Although the policy of limiting litigation is sound, it should not be applied to deprive a party of procedural due process. Collateral estoppel can properly be applied to prevent a party who has had one fair trial on an issue from bringing another action to re-litigate that issue against one who was not a party to the first action. This was the situation in the cases cited by the majority, Murphy v. Northern Colorado Grain Co., 30 Colo.App. 21, 488 P.2d 103, and Bernhard v. Bank of America National Trust & Savings Assn., 19 Cal. 2d 807, 122 P.2d 892, and in Brennan v. Grover, 158 Colo. 66, 404 P.2d 544. When, as here, application of the doctrine deprives one who was not a party to the first action of the right to assert a claim in the second action then collateral estoppel should not be applied for the following reasons.

First, the Colorado Rules of Civil Procedure provide many methods for avoiding multiplicity of law suits, and second, the tests outlined in the majority opinion to determine when the doctrine should apply lead only to uncertainty and confusion which could hamper the course of litigation.

The following procedural rules are all designed to avoid multiplicity of actions in various situations where collateral estoppel might be sought: C.R.C.P. 19 and 20 *399 (joinder of parties); C.R.C.P. 22 (interpleader); C.R.C.P. 23 (class actions); C. R.C.P. 24 (intervention); C.R.C.P. 14 (third-party practice); and C.R.C.P. 42 (consolidation of actions).

The test enunciated by the majority which requires the court in the second action to determine that the first case was "completely, fully and fairly litigated" requires a collateral review of the first judgment, especially where there has been no appeal. Presumably this would require a review of the entire record of the first case, and a determination by the second judge of the correctness of every ruling of the first judge, the adequacy of counsel, and the correctness of the judgment. Such a review could not reveal many of the factors which affected the outcome of the first case or the reasons why no appeal was taken, such as settlement negotiations before and after judgment, the non-availability of key witnesses, and the possible inadequacy of preparation due either to lack of time, lack of finances, lack of substantial damages, or lack of dispute on all issues.
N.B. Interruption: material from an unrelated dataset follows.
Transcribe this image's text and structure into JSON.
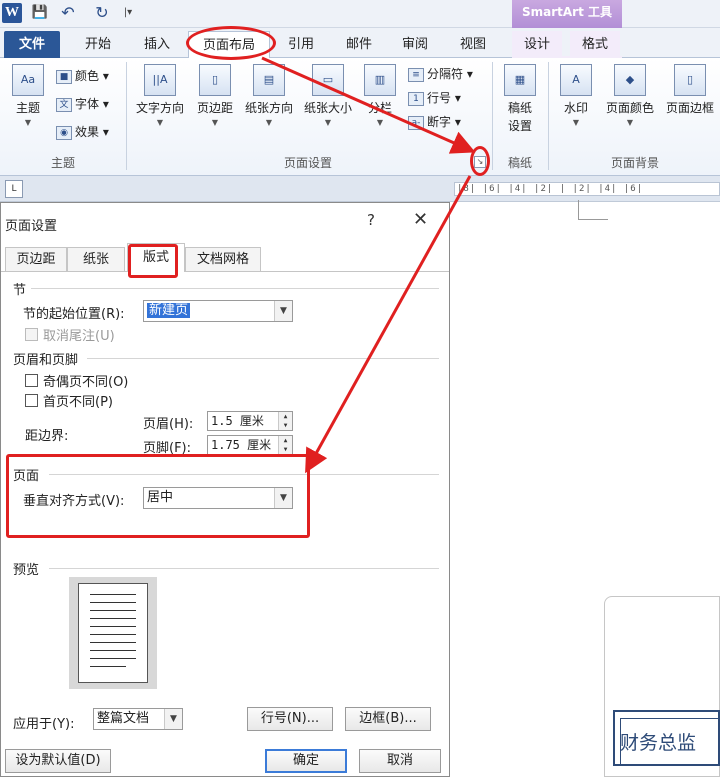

In the light of these two grounds of disagreement with the majority, it is my opinion that if collateral estoppel is to be applied, it should be applied against the party who is responsible for the multiplicity of actions and in favor of the party who has attempted, through the use of existing procedures, to avoid such multiple actions. In this case, since the record does not disclose that Pomeroy, or Waitkus, or the Veseys took any action to avoid the necessity of this second litigation, in my view none of them are entitled to invoke the doctrine of collateral estoppel. For a discussion of this approach, see Semmel, Collateral Estoppel, Mutuality and Joinder of Parties, 68 Colum.L.Rev. 1457.

I agree with the majority that, if collateral estoppel is to be applied, it must be applied to dismiss the Veseys from the case as well as to determine liability on the part of Pomeroy. I do not agree, however, that collateral estoppel should be applied in the present action.